• [Required work]
Scan each line of the records for the word "title" and extract the ones that have it.

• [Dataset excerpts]

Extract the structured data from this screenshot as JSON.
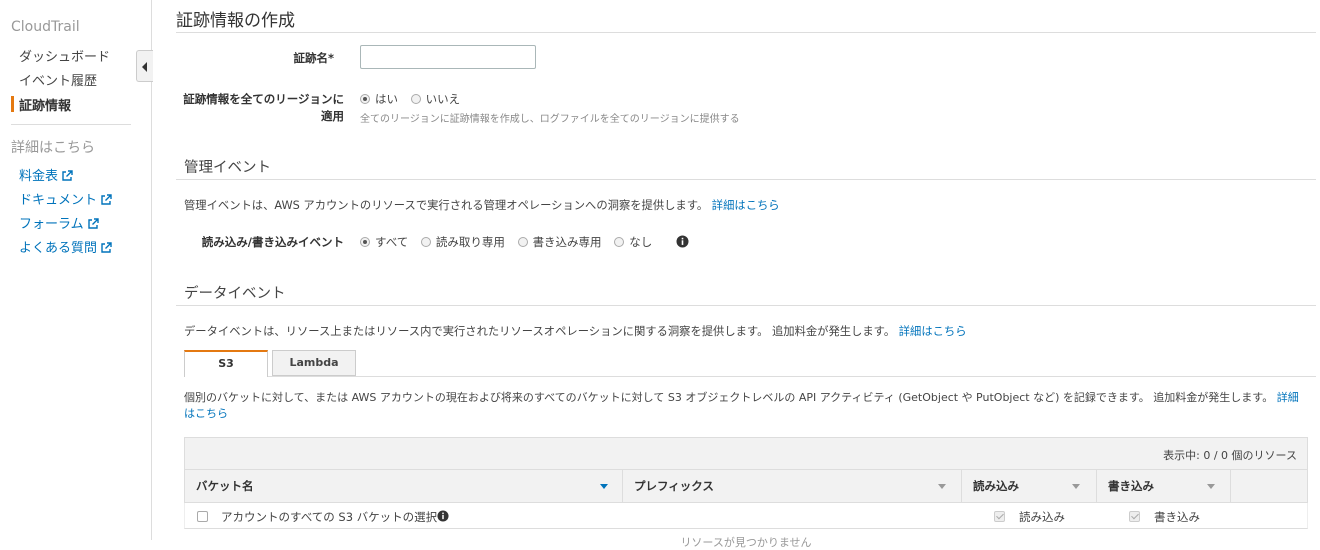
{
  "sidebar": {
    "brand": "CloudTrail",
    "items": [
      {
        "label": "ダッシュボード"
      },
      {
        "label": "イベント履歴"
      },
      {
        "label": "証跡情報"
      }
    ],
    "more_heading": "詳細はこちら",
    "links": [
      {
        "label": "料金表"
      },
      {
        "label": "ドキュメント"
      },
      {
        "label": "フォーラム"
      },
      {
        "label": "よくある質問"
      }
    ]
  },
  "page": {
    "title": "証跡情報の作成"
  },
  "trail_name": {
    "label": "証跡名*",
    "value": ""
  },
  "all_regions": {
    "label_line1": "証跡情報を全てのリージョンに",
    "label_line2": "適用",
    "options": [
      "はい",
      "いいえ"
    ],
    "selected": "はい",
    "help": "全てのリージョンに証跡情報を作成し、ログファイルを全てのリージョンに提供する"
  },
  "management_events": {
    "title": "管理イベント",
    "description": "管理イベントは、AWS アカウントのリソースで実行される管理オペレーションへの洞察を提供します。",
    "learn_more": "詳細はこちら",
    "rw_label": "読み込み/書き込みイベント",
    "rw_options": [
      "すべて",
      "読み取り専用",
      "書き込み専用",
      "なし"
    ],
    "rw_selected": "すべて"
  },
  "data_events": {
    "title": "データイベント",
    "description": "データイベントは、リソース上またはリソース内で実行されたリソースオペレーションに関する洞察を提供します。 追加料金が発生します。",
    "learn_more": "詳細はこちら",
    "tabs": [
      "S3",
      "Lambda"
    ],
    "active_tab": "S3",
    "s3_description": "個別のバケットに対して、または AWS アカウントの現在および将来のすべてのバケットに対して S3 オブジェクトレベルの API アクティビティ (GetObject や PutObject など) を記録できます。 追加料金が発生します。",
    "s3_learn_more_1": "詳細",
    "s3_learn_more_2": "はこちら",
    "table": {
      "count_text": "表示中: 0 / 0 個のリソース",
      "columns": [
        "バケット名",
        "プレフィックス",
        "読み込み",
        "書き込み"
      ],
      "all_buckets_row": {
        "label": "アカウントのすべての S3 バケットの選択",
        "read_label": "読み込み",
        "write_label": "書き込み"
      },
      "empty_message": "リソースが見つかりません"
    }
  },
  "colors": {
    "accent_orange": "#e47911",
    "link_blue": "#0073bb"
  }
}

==

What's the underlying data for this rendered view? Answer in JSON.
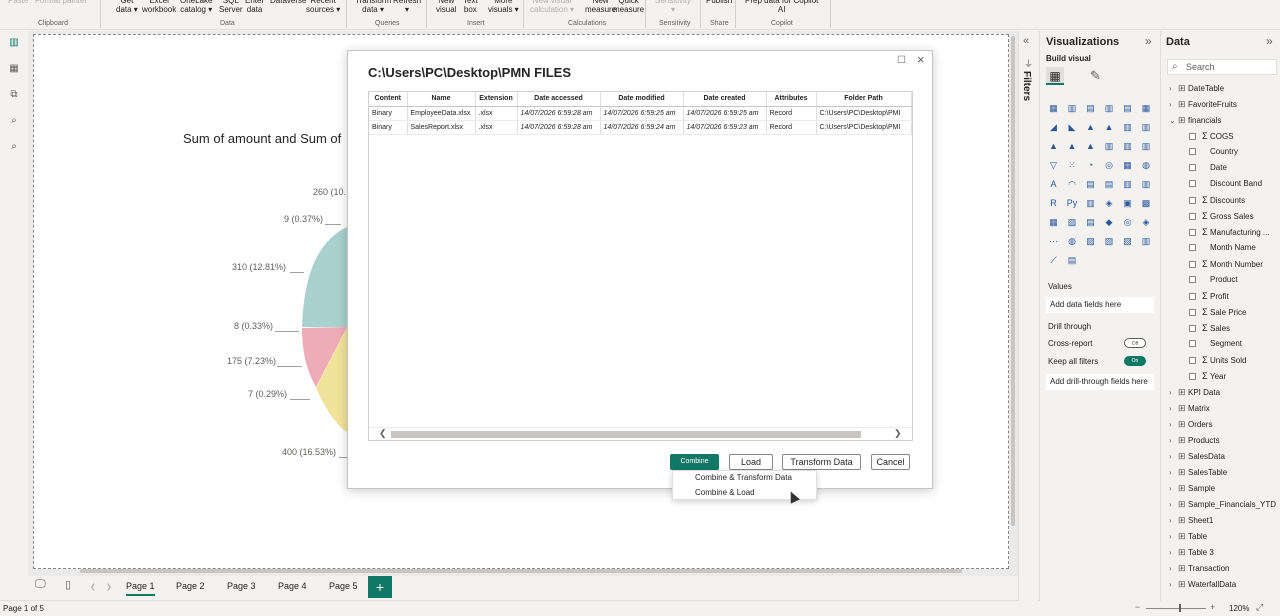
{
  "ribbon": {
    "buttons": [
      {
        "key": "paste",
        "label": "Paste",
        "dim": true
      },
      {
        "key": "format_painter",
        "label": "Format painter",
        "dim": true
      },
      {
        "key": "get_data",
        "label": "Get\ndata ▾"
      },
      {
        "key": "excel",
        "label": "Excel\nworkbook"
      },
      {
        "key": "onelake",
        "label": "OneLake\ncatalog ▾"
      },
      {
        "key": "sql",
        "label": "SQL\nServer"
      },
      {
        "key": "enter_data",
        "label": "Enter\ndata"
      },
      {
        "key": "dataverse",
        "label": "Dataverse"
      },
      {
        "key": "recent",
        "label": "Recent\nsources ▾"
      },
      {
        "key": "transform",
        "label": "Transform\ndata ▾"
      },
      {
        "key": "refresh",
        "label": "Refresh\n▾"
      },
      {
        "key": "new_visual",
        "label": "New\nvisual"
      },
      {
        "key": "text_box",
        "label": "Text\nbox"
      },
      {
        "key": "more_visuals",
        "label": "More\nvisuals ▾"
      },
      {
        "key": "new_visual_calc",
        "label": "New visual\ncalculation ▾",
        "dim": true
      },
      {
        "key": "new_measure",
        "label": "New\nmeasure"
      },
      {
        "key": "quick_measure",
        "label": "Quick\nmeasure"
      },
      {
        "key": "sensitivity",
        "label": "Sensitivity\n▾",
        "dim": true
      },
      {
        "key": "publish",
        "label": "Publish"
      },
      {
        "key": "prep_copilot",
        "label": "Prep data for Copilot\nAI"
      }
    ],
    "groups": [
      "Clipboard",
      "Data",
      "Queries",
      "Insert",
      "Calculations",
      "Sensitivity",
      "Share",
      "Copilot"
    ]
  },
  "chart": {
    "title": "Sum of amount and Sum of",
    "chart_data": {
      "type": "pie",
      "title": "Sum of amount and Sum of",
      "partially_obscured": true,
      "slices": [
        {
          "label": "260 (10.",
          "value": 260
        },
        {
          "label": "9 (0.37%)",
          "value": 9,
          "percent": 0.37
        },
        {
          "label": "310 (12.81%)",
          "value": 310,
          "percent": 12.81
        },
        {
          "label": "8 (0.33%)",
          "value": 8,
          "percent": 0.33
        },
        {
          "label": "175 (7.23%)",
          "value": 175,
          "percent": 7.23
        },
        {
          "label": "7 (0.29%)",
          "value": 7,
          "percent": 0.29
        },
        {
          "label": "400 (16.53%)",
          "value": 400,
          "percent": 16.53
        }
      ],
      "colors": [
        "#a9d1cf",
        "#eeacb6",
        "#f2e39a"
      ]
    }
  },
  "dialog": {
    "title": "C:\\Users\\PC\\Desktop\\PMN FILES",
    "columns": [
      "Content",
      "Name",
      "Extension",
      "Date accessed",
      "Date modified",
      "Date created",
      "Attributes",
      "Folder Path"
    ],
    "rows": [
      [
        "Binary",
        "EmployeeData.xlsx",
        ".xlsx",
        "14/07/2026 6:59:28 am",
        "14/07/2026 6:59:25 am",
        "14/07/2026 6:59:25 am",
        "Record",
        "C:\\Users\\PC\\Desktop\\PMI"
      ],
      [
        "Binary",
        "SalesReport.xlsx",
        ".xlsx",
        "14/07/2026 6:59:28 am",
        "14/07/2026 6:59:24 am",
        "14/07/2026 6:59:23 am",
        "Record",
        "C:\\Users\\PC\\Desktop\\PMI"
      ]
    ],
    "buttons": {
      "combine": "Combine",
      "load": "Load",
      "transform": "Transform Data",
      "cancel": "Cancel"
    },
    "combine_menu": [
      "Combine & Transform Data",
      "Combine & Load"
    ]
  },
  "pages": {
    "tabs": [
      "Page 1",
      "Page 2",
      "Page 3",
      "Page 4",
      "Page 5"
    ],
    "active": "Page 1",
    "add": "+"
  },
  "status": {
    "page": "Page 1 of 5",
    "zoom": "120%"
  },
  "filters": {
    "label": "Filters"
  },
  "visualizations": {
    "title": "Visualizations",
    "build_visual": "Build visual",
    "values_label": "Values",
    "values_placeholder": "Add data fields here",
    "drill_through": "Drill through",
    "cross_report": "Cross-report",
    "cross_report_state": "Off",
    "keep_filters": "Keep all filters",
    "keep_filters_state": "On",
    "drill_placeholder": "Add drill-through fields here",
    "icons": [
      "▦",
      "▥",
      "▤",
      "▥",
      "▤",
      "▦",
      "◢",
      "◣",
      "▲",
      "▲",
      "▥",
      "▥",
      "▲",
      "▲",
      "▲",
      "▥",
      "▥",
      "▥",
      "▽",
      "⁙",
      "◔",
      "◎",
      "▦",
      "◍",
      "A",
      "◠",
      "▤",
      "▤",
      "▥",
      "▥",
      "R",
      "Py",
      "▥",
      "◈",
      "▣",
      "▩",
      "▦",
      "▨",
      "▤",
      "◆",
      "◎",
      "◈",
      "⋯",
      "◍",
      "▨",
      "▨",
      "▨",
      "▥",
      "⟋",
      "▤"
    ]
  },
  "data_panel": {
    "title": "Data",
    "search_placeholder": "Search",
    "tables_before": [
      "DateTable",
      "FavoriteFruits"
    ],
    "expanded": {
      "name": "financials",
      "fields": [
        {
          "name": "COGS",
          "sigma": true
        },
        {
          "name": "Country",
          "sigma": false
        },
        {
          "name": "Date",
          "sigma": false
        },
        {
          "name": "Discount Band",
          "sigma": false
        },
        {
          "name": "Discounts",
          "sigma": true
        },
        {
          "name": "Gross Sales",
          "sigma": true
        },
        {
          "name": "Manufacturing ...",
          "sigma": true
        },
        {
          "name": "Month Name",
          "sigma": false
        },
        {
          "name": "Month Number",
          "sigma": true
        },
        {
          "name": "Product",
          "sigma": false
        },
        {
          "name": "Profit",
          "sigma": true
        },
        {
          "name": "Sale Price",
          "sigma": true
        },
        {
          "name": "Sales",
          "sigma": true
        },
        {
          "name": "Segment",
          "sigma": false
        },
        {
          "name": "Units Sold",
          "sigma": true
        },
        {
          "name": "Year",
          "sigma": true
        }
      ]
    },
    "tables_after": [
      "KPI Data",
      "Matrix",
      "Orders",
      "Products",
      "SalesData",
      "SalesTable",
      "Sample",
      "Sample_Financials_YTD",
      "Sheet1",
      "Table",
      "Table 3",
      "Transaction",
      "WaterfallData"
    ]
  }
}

• [Output for this exercise]
    "title": "証跡情報の作成"
    "title": "管理イベント",
    "title": "データイベント",
    "title": "Sum of amount and Sum of",
      "title": "Sum of amount and Sum of",
    "title": "C:\\Users\\PC\\Desktop\\PMN FILES",
    "title": "Visualizations",
    "title": "Data",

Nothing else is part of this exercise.